DIRECTIONS:
Print the full listing below exactly, keeping every character as it stands.

RECORD EXCERPTS:
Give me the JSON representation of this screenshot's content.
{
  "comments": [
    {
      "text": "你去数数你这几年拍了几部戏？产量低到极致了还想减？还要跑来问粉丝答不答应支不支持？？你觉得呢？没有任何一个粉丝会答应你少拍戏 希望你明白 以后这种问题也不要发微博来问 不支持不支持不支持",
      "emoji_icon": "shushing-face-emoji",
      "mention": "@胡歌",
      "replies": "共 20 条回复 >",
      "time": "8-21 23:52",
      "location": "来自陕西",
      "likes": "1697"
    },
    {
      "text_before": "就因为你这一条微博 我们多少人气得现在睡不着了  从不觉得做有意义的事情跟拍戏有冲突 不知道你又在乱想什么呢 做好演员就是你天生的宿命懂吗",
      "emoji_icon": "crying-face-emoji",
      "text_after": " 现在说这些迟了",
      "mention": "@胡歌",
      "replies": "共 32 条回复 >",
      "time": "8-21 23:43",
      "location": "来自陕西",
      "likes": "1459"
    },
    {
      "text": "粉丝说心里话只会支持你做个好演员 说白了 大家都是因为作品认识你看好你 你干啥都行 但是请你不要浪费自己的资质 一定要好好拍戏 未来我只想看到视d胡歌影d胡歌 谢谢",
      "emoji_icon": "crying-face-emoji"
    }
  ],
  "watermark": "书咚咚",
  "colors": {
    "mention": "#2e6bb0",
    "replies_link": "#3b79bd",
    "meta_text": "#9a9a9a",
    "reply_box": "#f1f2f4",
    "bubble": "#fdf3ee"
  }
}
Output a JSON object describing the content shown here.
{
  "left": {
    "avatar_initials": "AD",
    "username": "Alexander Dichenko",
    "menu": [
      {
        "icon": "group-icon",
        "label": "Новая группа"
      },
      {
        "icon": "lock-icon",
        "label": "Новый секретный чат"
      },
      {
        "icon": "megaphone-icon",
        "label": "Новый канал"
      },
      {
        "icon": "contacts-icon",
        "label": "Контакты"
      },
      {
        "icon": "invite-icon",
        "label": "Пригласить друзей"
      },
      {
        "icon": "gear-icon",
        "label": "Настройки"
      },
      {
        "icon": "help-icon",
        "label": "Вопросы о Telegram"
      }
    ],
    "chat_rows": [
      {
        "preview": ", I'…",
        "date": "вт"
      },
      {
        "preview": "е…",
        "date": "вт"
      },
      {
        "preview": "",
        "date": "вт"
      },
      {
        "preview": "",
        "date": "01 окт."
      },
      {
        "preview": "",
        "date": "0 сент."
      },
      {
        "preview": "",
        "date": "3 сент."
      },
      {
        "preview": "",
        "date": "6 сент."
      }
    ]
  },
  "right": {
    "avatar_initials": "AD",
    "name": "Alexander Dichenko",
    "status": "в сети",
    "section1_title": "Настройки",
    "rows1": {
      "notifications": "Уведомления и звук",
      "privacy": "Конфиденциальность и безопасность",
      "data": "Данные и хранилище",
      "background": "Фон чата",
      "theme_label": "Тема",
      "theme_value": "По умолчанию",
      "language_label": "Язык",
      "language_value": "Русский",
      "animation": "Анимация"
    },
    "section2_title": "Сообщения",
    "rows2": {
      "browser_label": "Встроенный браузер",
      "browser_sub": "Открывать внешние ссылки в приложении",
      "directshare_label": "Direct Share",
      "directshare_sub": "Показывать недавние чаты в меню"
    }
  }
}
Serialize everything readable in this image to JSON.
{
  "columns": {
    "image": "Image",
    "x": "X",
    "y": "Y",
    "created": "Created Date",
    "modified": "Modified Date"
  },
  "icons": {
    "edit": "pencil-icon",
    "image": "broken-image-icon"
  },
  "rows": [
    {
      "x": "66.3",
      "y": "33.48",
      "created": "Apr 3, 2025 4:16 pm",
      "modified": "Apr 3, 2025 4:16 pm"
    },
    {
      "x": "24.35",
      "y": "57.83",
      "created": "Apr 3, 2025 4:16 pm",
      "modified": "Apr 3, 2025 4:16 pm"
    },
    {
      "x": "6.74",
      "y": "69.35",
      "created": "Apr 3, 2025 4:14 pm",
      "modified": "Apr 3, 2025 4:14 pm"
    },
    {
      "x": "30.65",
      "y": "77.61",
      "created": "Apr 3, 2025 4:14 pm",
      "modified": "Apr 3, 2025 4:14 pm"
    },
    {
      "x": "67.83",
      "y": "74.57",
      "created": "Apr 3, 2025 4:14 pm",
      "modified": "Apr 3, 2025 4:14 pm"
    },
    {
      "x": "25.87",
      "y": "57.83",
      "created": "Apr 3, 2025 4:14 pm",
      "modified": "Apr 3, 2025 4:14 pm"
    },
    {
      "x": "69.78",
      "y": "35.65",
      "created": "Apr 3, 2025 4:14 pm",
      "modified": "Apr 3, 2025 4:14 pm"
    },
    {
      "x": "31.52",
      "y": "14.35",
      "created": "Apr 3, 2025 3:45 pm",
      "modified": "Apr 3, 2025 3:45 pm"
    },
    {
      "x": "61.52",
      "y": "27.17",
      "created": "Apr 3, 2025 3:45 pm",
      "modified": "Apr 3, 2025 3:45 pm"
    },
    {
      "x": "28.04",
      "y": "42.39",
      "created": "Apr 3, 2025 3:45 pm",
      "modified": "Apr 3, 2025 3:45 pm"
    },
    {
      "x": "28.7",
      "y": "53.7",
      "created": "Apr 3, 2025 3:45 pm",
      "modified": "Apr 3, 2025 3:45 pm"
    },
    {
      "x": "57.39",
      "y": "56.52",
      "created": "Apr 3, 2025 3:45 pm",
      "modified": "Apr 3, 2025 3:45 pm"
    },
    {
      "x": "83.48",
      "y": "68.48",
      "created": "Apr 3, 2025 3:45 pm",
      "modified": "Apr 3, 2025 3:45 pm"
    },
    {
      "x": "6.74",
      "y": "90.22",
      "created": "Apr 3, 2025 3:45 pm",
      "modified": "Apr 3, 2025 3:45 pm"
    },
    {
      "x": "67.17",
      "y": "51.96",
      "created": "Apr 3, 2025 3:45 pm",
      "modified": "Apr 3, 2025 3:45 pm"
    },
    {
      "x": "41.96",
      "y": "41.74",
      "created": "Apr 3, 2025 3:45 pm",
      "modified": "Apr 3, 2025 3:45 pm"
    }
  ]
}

EXERCISE SOLUTION:
Give me the JSON representation of this screenshot's content.
{
  "comments": [
    {
      "text": "你去数数你这几年拍了几部戏？产量低到极致了还想减？还要跑来问粉丝答不答应支不支持？？你觉得呢？没有任何一个粉丝会答应你少拍戏 希望你明白 以后这种问题也不要发微博来问 不支持不支持不支持",
      "emoji_icon": "shushing-face-emoji",
      "mention": "@胡歌",
      "replies": "共 20 条回复 >",
      "time": "8-21 23:52",
      "location": "来自陕西",
      "likes": "1697"
    },
    {
      "text_before": "就因为你这一条微博 我们多少人气得现在睡不着了  从不觉得做有意义的事情跟拍戏有冲突 不知道你又在乱想什么呢 做好演员就是你天生的宿命懂吗",
      "emoji_icon": "crying-face-emoji",
      "text_after": " 现在说这些迟了",
      "mention": "@胡歌",
      "replies": "共 32 条回复 >",
      "time": "8-21 23:43",
      "location": "来自陕西",
      "likes": "1459"
    },
    {
      "text": "粉丝说心里话只会支持你做个好演员 说白了 大家都是因为作品认识你看好你 你干啥都行 但是请你不要浪费自己的资质 一定要好好拍戏 未来我只想看到视d胡歌影d胡歌 谢谢",
      "emoji_icon": "crying-face-emoji"
    }
  ],
  "watermark": "书咚咚",
  "colors": {
    "mention": "#2e6bb0",
    "replies_link": "#3b79bd",
    "meta_text": "#9a9a9a",
    "reply_box": "#f1f2f4",
    "bubble": "#fdf3ee"
  }
}
Output a JSON object describing the content shown here.
{
  "left": {
    "avatar_initials": "AD",
    "username": "Alexander Dichenko",
    "menu": [
      {
        "icon": "group-icon",
        "label": "Новая группа"
      },
      {
        "icon": "lock-icon",
        "label": "Новый секретный чат"
      },
      {
        "icon": "megaphone-icon",
        "label": "Новый канал"
      },
      {
        "icon": "contacts-icon",
        "label": "Контакты"
      },
      {
        "icon": "invite-icon",
        "label": "Пригласить друзей"
      },
      {
        "icon": "gear-icon",
        "label": "Настройки"
      },
      {
        "icon": "help-icon",
        "label": "Вопросы о Telegram"
      }
    ],
    "chat_rows": [
      {
        "preview": ", I'…",
        "date": "вт"
      },
      {
        "preview": "е…",
        "date": "вт"
      },
      {
        "preview": "",
        "date": "вт"
      },
      {
        "preview": "",
        "date": "01 окт."
      },
      {
        "preview": "",
        "date": "0 сент."
      },
      {
        "preview": "",
        "date": "3 сент."
      },
      {
        "preview": "",
        "date": "6 сент."
      }
    ]
  },
  "right": {
    "avatar_initials": "AD",
    "name": "Alexander Dichenko",
    "status": "в сети",
    "section1_title": "Настройки",
    "rows1": {
      "notifications": "Уведомления и звук",
      "privacy": "Конфиденциальность и безопасность",
      "data": "Данные и хранилище",
      "background": "Фон чата",
      "theme_label": "Тема",
      "theme_value": "По умолчанию",
      "language_label": "Язык",
      "language_value": "Русский",
      "animation": "Анимация"
    },
    "section2_title": "Сообщения",
    "rows2": {
      "browser_label": "Встроенный браузер",
      "browser_sub": "Открывать внешние ссылки в приложении",
      "directshare_label": "Direct Share",
      "directshare_sub": "Показывать недавние чаты в меню"
    }
  }
}
Serialize everything readable in this image to JSON.
{
  "columns": {
    "image": "Image",
    "x": "X",
    "y": "Y",
    "created": "Created Date",
    "modified": "Modified Date"
  },
  "icons": {
    "edit": "pencil-icon",
    "image": "broken-image-icon"
  },
  "rows": [
    {
      "x": "66.3",
      "y": "33.48",
      "created": "Apr 3, 2025 4:16 pm",
      "modified": "Apr 3, 2025 4:16 pm"
    },
    {
      "x": "24.35",
      "y": "57.83",
      "created": "Apr 3, 2025 4:16 pm",
      "modified": "Apr 3, 2025 4:16 pm"
    },
    {
      "x": "6.74",
      "y": "69.35",
      "created": "Apr 3, 2025 4:14 pm",
      "modified": "Apr 3, 2025 4:14 pm"
    },
    {
      "x": "30.65",
      "y": "77.61",
      "created": "Apr 3, 2025 4:14 pm",
      "modified": "Apr 3, 2025 4:14 pm"
    },
    {
      "x": "67.83",
      "y": "74.57",
      "created": "Apr 3, 2025 4:14 pm",
      "modified": "Apr 3, 2025 4:14 pm"
    },
    {
      "x": "25.87",
      "y": "57.83",
      "created": "Apr 3, 2025 4:14 pm",
      "modified": "Apr 3, 2025 4:14 pm"
    },
    {
      "x": "69.78",
      "y": "35.65",
      "created": "Apr 3, 2025 4:14 pm",
      "modified": "Apr 3, 2025 4:14 pm"
    },
    {
      "x": "31.52",
      "y": "14.35",
      "created": "Apr 3, 2025 3:45 pm",
      "modified": "Apr 3, 2025 3:45 pm"
    },
    {
      "x": "61.52",
      "y": "27.17",
      "created": "Apr 3, 2025 3:45 pm",
      "modified": "Apr 3, 2025 3:45 pm"
    },
    {
      "x": "28.04",
      "y": "42.39",
      "created": "Apr 3, 2025 3:45 pm",
      "modified": "Apr 3, 2025 3:45 pm"
    },
    {
      "x": "28.7",
      "y": "53.7",
      "created": "Apr 3, 2025 3:45 pm",
      "modified": "Apr 3, 2025 3:45 pm"
    },
    {
      "x": "57.39",
      "y": "56.52",
      "created": "Apr 3, 2025 3:45 pm",
      "modified": "Apr 3, 2025 3:45 pm"
    },
    {
      "x": "83.48",
      "y": "68.48",
      "created": "Apr 3, 2025 3:45 pm",
      "modified": "Apr 3, 2025 3:45 pm"
    },
    {
      "x": "6.74",
      "y": "90.22",
      "created": "Apr 3, 2025 3:45 pm",
      "modified": "Apr 3, 2025 3:45 pm"
    },
    {
      "x": "67.17",
      "y": "51.96",
      "created": "Apr 3, 2025 3:45 pm",
      "modified": "Apr 3, 2025 3:45 pm"
    },
    {
      "x": "41.96",
      "y": "41.74",
      "created": "Apr 3, 2025 3:45 pm",
      "modified": "Apr 3, 2025 3:45 pm"
    }
  ]
}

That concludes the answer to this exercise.